As far as enforcement, the CBID acknowledged it would fall on the city and the Fort Smith Police Department, but electronic enforcement via camera monitoring might be a way to make the effort affordable and practical.
“Let’s say a 6 a.m. to 6 p.m. timeframe,” Ghan said. “If you know between those hours, there shouldn’t be a truck or you’re in violation, I think that would be easy to monitor.”
Commissioner Phil White of General Pallets said he liked the idea because it “gives a little bit of leniency” and sends the message “we’re going to be tough, but reasonable.” Ultimately, the Fort Smith Board of Directors would have to approve permitting changes, but it’s not outside the realm of possibility.
Fort Smith Director Keith Lau suggested something similar at an August 2014 brainstorming session, putting forth an “8 p.m. to 1 or 2 a.m. curfew” in order to cultivate entertainment options downtown. At the same session, Lau also suggested the idea of extending Kelley Highway to Riverfront Drive in an effort to relieve truck traffic through the downtown area.
“If we’re going to make that downtown an entertainment venue and ultimately open the door — not saying that that’s the case — but to do something and close that truck traffic, or at least get that truck traffic (out of the core of downtown),” Lau said.
Then-City Administrator Ray Gosack advised that the city’s existing route is “only supposed to introduce truck traffic to Garrison Avenue from 5th Street to the west.” Gosack said Lau’s suggestion would add close to 18 miles round trip to a truck’s route, possibly “hitting a company’s bottom line,” and that it could “add more risk for drivers of both private automobiles and commercial big rigs.”
“They like getting out of the city traffic as fast as they can because that’s the most dangerous travel for trucks … being in city traffic, so the more time they spend in city traffic, the most risk they have of being in an accident,” Gosack said.
STREET CLOSURE NIXED
In July 2014, CBID commissioners suggested closing down A Street and converting B Street from one-way to two-way traffic, but that received pushback from city and business leaders.

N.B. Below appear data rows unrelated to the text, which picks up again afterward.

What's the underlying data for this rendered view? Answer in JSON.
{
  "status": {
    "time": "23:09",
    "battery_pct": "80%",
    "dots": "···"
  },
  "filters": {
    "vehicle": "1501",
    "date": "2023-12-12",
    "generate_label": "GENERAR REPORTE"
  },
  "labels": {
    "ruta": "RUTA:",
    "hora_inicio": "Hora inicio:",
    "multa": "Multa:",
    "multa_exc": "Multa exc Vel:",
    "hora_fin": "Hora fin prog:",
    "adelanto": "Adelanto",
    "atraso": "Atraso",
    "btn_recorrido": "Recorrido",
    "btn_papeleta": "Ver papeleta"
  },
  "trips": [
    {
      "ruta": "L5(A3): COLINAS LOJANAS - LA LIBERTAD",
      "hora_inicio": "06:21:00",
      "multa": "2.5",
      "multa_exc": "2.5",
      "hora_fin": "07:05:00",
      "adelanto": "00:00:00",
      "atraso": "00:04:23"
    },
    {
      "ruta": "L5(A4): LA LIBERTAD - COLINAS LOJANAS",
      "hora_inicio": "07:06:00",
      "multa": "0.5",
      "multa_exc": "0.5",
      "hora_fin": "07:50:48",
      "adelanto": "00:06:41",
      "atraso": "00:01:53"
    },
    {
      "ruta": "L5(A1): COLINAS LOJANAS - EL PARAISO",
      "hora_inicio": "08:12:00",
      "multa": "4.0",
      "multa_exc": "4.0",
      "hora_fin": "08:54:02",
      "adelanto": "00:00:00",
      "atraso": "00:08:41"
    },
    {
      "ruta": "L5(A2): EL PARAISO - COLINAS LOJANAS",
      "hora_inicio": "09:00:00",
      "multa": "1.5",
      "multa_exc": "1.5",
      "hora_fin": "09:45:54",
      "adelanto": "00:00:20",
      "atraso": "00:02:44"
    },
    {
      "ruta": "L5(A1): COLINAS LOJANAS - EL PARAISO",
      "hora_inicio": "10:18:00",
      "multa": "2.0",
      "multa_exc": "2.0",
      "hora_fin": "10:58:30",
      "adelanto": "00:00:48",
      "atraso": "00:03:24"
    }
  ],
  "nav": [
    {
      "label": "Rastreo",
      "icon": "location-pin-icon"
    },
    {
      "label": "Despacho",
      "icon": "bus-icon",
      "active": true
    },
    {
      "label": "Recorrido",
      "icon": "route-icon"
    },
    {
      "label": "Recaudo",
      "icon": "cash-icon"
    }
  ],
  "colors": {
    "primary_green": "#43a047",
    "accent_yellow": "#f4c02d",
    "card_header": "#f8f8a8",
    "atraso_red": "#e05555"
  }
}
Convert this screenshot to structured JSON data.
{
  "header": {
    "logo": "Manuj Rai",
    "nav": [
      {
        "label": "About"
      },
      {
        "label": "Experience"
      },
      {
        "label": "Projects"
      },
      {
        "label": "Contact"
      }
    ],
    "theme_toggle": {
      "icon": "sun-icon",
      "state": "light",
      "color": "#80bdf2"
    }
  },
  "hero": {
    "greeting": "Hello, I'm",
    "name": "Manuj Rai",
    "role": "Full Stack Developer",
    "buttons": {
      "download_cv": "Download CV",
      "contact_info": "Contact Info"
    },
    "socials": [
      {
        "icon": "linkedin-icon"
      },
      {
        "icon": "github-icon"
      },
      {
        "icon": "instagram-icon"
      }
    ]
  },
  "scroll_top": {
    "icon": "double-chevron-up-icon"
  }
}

Russ Bragg of OK Foods urged commissioners then to “create some type of stakeholders group that would include members of the business community. He said businesses that rely on trucking “have already studied the most efficient routes possible,” expressing worries that “any changes in downtown routing could negatively impact the bottom line” of his and other businesses in a big way.
This was something Gosack tried impressing on the CBID a month earlier, pointing to a study from Oklahoma City-based Traffic Engineering Consultants (TEC) that showed potential problems with traffic flow should A be closed and B move to two-way. versus the one-way flow currently present on A and B Streets. Among the concerns by the engineering firm was a bottleneck that would have been created along Riverfront Drive as a result of the street closure.
“Closure of North ‘A’ Street eliminates or reduces the capacity from a four lane street to a two lane street,” wrote Steven Hofener, a principal at TEC. “Although the existing traffic is within acceptable limits for a two lane two-way street, the ultimate widening and traffic increase along Riverfront Drive will create a bottleneck at the proposed two lane, two way North ‘B’ Street section.”
He also noted the head-to-head truck traffic in an urban environment created by the closure, creating more “conflict points,” as well as eliminating B Street’s current parallel parking. There was also a fear from prospective developers along the river that there would not be enough vehicular access for employees and visitors, and that closing A Street would make matters worse, perhaps forcing them to relocate plans to other parts of the city.